Jan Freitag, Sr. V.P. of Smith Travel Research (STR), but perhaps better known as the “data guy,” presented the latest findings from STR on the state of the luxury hotel spa market. The news on hotel numbers is good; in fact, July 2012 saw the greatest ever demand for hotel rooms across the board. Demand is forecast to slow to a 2% increase, but not to dip. Demand for hotels continues to inch upward, but is still behind where it would have been had 2007 numbers continued their pre-recession annual climbs. On the spa side, however, the going is still a bit tough. Average treatment rates are still below their peak in 2007, and treatment room utilization is fairly flat.
Strategic coach Tanya Chernova delivered some sound management advice; namely, insights on dealing with the young worker of today.

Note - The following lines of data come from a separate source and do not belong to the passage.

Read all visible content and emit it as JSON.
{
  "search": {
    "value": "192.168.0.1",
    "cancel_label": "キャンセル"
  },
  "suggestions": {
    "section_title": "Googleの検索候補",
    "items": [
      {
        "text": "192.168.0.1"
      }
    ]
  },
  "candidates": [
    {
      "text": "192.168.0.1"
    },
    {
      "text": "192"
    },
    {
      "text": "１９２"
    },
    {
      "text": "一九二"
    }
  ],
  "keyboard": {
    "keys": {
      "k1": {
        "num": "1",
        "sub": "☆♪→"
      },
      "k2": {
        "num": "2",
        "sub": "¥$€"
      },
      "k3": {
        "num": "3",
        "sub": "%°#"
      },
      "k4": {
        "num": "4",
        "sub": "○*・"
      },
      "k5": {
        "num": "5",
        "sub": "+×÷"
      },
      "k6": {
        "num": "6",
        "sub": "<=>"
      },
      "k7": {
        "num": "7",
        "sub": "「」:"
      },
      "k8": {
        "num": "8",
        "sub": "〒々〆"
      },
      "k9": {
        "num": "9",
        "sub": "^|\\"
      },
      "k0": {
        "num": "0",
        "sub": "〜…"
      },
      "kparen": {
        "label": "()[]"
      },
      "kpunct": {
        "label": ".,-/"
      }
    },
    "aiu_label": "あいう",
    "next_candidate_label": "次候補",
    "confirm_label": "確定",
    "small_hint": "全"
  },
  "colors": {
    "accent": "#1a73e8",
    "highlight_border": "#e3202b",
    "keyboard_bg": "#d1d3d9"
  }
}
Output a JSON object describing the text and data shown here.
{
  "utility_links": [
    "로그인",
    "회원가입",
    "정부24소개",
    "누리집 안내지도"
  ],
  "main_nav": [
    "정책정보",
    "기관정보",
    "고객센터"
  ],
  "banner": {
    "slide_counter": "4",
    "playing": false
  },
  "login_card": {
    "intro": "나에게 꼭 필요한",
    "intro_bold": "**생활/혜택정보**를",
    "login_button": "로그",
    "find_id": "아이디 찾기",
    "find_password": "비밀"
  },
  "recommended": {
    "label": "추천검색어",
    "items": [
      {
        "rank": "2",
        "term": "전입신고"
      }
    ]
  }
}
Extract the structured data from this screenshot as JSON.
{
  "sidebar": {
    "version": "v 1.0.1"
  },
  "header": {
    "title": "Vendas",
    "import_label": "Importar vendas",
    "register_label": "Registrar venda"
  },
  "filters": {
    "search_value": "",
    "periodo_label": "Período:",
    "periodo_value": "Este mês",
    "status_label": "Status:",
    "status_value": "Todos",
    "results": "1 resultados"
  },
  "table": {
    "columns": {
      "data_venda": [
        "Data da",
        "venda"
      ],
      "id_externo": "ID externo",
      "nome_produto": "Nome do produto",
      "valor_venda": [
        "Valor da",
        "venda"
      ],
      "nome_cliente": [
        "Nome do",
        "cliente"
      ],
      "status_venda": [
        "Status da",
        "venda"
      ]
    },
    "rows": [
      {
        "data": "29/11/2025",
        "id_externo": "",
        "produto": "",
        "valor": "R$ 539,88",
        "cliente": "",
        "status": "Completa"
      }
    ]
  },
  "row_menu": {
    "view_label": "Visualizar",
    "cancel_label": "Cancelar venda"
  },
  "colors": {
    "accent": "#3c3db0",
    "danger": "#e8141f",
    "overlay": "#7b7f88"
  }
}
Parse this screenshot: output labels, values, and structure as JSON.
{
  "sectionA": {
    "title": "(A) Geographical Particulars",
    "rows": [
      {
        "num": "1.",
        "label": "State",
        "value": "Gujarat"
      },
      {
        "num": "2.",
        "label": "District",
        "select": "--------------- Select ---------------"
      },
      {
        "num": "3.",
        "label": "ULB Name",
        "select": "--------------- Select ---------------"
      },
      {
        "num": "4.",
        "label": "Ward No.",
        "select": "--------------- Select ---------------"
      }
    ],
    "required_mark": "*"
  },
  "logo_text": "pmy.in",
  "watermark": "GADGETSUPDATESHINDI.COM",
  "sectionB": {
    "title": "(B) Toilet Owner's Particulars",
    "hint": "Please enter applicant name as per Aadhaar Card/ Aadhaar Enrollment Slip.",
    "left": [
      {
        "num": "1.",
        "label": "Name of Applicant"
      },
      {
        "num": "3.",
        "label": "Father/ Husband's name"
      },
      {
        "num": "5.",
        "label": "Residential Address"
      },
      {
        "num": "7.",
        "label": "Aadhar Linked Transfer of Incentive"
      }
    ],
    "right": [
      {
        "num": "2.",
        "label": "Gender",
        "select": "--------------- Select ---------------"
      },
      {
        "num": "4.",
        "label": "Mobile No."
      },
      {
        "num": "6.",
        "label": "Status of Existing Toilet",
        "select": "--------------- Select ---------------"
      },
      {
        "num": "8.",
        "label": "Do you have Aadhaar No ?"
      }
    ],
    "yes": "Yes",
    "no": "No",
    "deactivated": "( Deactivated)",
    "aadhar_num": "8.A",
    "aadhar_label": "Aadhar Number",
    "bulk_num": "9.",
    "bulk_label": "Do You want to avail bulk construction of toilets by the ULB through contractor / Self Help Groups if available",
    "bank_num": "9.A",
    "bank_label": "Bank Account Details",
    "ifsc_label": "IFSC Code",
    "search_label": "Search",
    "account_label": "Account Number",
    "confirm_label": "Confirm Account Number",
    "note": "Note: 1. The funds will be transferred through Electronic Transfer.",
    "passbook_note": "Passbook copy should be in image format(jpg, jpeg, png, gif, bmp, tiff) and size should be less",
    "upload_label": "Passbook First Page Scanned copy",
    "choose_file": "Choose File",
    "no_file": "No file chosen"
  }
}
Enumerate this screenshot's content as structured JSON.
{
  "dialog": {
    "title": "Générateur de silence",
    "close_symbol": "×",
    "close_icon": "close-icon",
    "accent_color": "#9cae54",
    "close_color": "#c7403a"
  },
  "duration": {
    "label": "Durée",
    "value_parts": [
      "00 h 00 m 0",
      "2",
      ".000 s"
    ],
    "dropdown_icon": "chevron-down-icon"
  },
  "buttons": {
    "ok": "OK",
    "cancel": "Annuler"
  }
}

These people, Chernova said, are living at home longer, and receive “toys” (such as nice cars) much sooner. Because this segment may feel secure, losing one's job is not a scary idea, which can make them more difficult to manage. Chernova also discussed those filters in the human brain that flavor our belief systems, relating this to the struggle that amiable spa technicians have in selling products, who fear clients may say “no,” or that they “can’t afford them.”
Visibility Coach David Avrin offered some humorous tips for creating an effective spa business marketing strategy, while avoiding the plague of “blah blah blah.” So many marketing messages, Avrin asserted, sound the same (“Our people make the difference,” etc.). So he advised those present to ask themselves to consider what they could rightfully claim. Among his suggestions:
• Creating a "top 10" list of persuasive highlights of your company or products
• Avoiding clever taglines—"Make them conversational," Avrin advised.
• Considering the following focal points:
—Sole claims – "first", "only", "regional"
—Action verbs – "created", "pioneered"
—Supremacy – "first", "fastest", "oldest", "largest"
—Honors – named “spa of the year”
—Media appearances – highlight editorial mentions
—Key clients – famous people and companies
Avrin advised examining all of your marketing claims, and asking yourself,
• What does that mean?
• Why do I care?
Make sure the answers are obvious, and you’re on your way to successful marketing!